From the entries that follow, copy every line with the word "based".

App and web page records
········

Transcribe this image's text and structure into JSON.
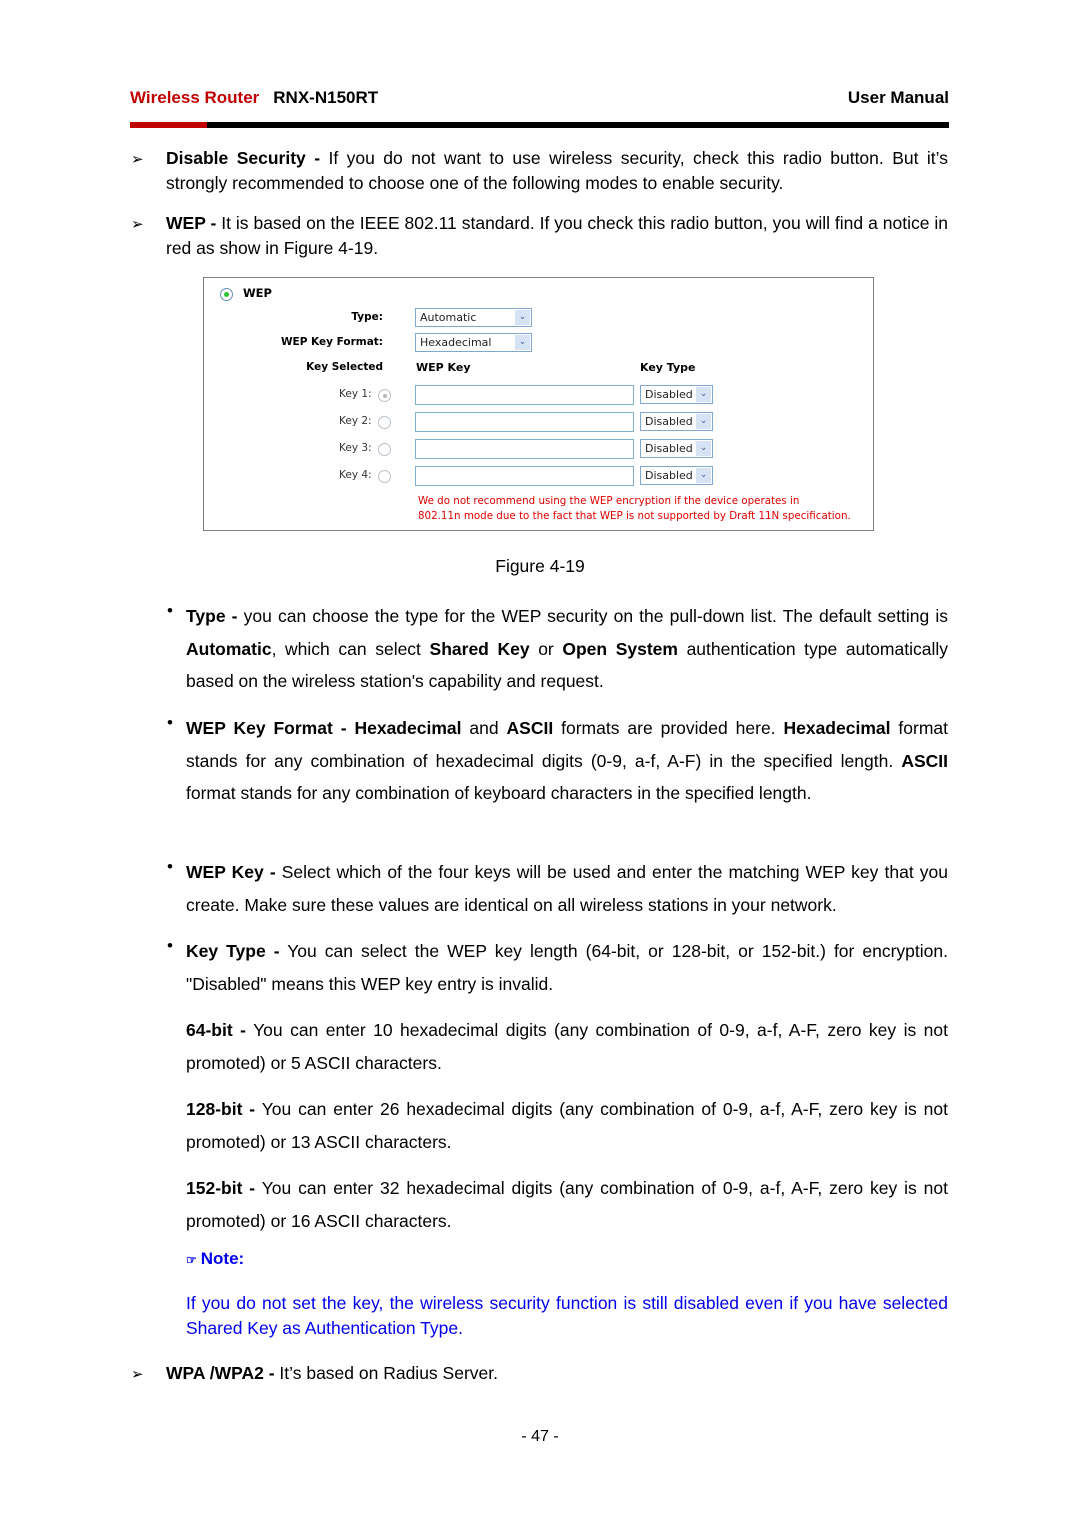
{
  "header": {
    "brand": "Wireless Router",
    "model": "RNX-N150RT",
    "doc_type": "User Manual",
    "accent_color": "#c00000"
  },
  "intro_items": [
    {
      "term": "Disable Security -",
      "text": " If you do not want to use wireless security, check this radio button. But it’s strongly recommended to choose one of the following modes to enable security."
    },
    {
      "term": "WEP -",
      "text": " It is based on the IEEE 802.11 standard. If you check this radio button, you will find a notice in red as show in Figure 4-19."
    }
  ],
  "figure": {
    "mode_label": "WEP",
    "type_label": "Type:",
    "type_value": "Automatic",
    "format_label": "WEP Key Format:",
    "format_value": "Hexadecimal",
    "col_key_selected": "Key Selected",
    "col_wep_key": "WEP Key",
    "col_key_type": "Key Type",
    "keys": [
      {
        "label": "Key 1:",
        "selected": true,
        "value": "",
        "type": "Disabled"
      },
      {
        "label": "Key 2:",
        "selected": false,
        "value": "",
        "type": "Disabled"
      },
      {
        "label": "Key 3:",
        "selected": false,
        "value": "",
        "type": "Disabled"
      },
      {
        "label": "Key 4:",
        "selected": false,
        "value": "",
        "type": "Disabled"
      }
    ],
    "warning_line1": "We do not recommend using the WEP encryption if the device operates in",
    "warning_line2": "802.11n mode due to the fact that WEP is not supported by Draft 11N specification.",
    "warning_color": "#e00000"
  },
  "caption": "Figure 4-19",
  "bullets": {
    "type": {
      "term": "Type -",
      "t1": " you can choose the type for the WEP security on the pull-down list. The default setting is ",
      "b1": "Automatic",
      "t2": ", which can select ",
      "b2": "Shared Key",
      "t3": " or ",
      "b3": "Open System",
      "t4": " authentication type automatically based on the wireless station's capability and request."
    },
    "format": {
      "term": "WEP Key Format -",
      "b1": " Hexadecimal",
      "t1": " and ",
      "b2": "ASCII",
      "t2": " formats are provided here. ",
      "b3": "Hexadecimal",
      "t3": " format stands for any combination of hexadecimal digits (0-9, a-f, A-F) in the specified length. ",
      "b4": "ASCII",
      "t4": " format stands for any combination of keyboard characters in the specified length."
    },
    "wepkey": {
      "term": "WEP Key -",
      "text": " Select which of the four keys will be used and enter the matching WEP key that you create. Make sure these values are identical on all wireless stations in your network."
    },
    "keytype": {
      "term": "Key Type -",
      "text": " You can select the WEP key length (64-bit, or 128-bit, or 152-bit.) for encryption. \"Disabled\" means this WEP key entry is invalid."
    }
  },
  "bit_items": [
    {
      "term": "64-bit -",
      "text": " You can enter 10 hexadecimal digits (any combination of 0-9, a-f, A-F, zero key is not promoted) or 5 ASCII characters."
    },
    {
      "term": "128-bit -",
      "text": " You can enter 26 hexadecimal digits (any combination of 0-9, a-f, A-F, zero key is not promoted) or 13 ASCII characters."
    },
    {
      "term": "152-bit -",
      "text": " You can enter 32 hexadecimal digits (any combination of 0-9, a-f, A-F, zero key is not promoted) or 16 ASCII characters."
    }
  ],
  "note": {
    "icon": "pointing-hand-icon",
    "glyph": "☞",
    "title": "Note:",
    "text": "If you do not set the key, the wireless security function is still disabled even if you have selected Shared Key as Authentication Type.",
    "color": "#0000ee"
  },
  "final_item": {
    "term": "WPA /WPA2 -",
    "text": " It’s based on Radius Server."
  },
  "page_number": "- 47 -",
  "glyphs": {
    "arrow": "➢",
    "bullet": "•",
    "chevron": "⌄"
  }
}
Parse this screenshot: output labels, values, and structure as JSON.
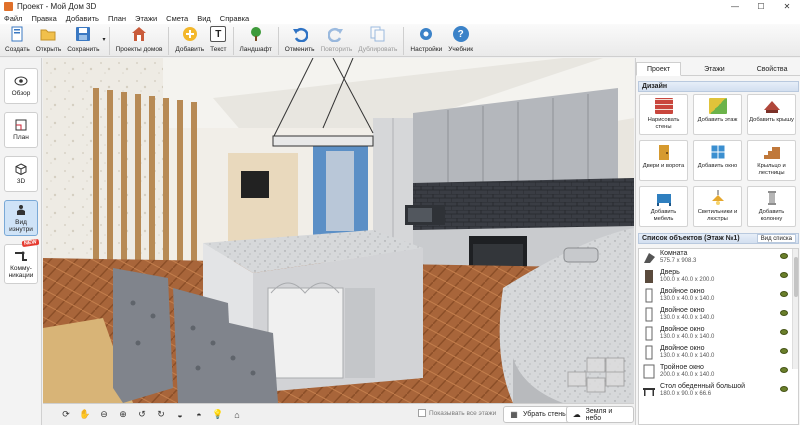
{
  "window": {
    "title": "Проект - Мой Дом 3D",
    "controls": [
      "—",
      "☐",
      "✕"
    ]
  },
  "menu": [
    "Файл",
    "Правка",
    "Добавить",
    "План",
    "Этажи",
    "Смета",
    "Вид",
    "Справка"
  ],
  "toolbar": {
    "create": "Создать",
    "open": "Открыть",
    "save": "Сохранить",
    "house_projects": "Проекты домов",
    "add": "Добавить",
    "text": "Текст",
    "landscape": "Ландшафт",
    "undo": "Отменить",
    "redo": "Повторить",
    "duplicate": "Дублировать",
    "settings": "Настройки",
    "tutorial": "Учебник"
  },
  "left_panel": {
    "overview": "Обзор",
    "plan": "План",
    "view3d": "3D",
    "view_inside": "Вид изнутри",
    "new_badge": "NEW",
    "communications": "Комму-никации"
  },
  "bottom": {
    "show_all_floors": "Показывать все этажи",
    "remove_walls": "Убрать стены",
    "ground_sky": "Земля и небо"
  },
  "right_panel": {
    "tabs": [
      "Проект",
      "Этажи",
      "Свойства"
    ],
    "active_tab": "Проект",
    "design_header": "Дизайн",
    "design_buttons": [
      {
        "label": "Нарисовать стены",
        "icon": "brick-wall-icon",
        "color": "#c9463d"
      },
      {
        "label": "Добавить этаж",
        "icon": "add-floor-icon",
        "color": "#e0c33a"
      },
      {
        "label": "Добавить крышу",
        "icon": "roof-icon",
        "color": "#b0473a"
      },
      {
        "label": "Двери и ворота",
        "icon": "door-icon",
        "color": "#d69a2f"
      },
      {
        "label": "Добавить окно",
        "icon": "window-icon",
        "color": "#3b8fd0"
      },
      {
        "label": "Крыльцо и лестницы",
        "icon": "stairs-icon",
        "color": "#c0783a"
      },
      {
        "label": "Добавить мебель",
        "icon": "furniture-icon",
        "color": "#2f7fbf"
      },
      {
        "label": "Светильники и люстры",
        "icon": "lamp-icon",
        "color": "#e6a82e"
      },
      {
        "label": "Добавить колонну",
        "icon": "column-icon",
        "color": "#8e8e8e"
      }
    ],
    "objects_header": "Список объектов (Этаж №1)",
    "view_list": "Вид списка",
    "objects": [
      {
        "name": "Комната",
        "dims": "575.7 x 908.3",
        "icon": "room-icon"
      },
      {
        "name": "Дверь",
        "dims": "100.0 x 40.0 x 200.0",
        "icon": "door-icon"
      },
      {
        "name": "Двойное окно",
        "dims": "130.0 x 40.0 x 140.0",
        "icon": "window-icon"
      },
      {
        "name": "Двойное окно",
        "dims": "130.0 x 40.0 x 140.0",
        "icon": "window-icon"
      },
      {
        "name": "Двойное окно",
        "dims": "130.0 x 40.0 x 140.0",
        "icon": "window-icon"
      },
      {
        "name": "Двойное окно",
        "dims": "130.0 x 40.0 x 140.0",
        "icon": "window-icon"
      },
      {
        "name": "Тройное окно",
        "dims": "200.0 x 40.0 x 140.0",
        "icon": "window-icon"
      },
      {
        "name": "Стол обеденный большой",
        "dims": "180.0 x 90.0 x 66.6",
        "icon": "table-icon"
      }
    ]
  }
}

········

◆ WRITTEN ANSWER
      "text": " It is based on the IEEE 802.11 standard. If you check this radio button, you will find a notice in red as show in Figure 4-19."
      "t4": " authentication type automatically based on the wireless station's capability and request."
    "text": " It’s based on Radius Server."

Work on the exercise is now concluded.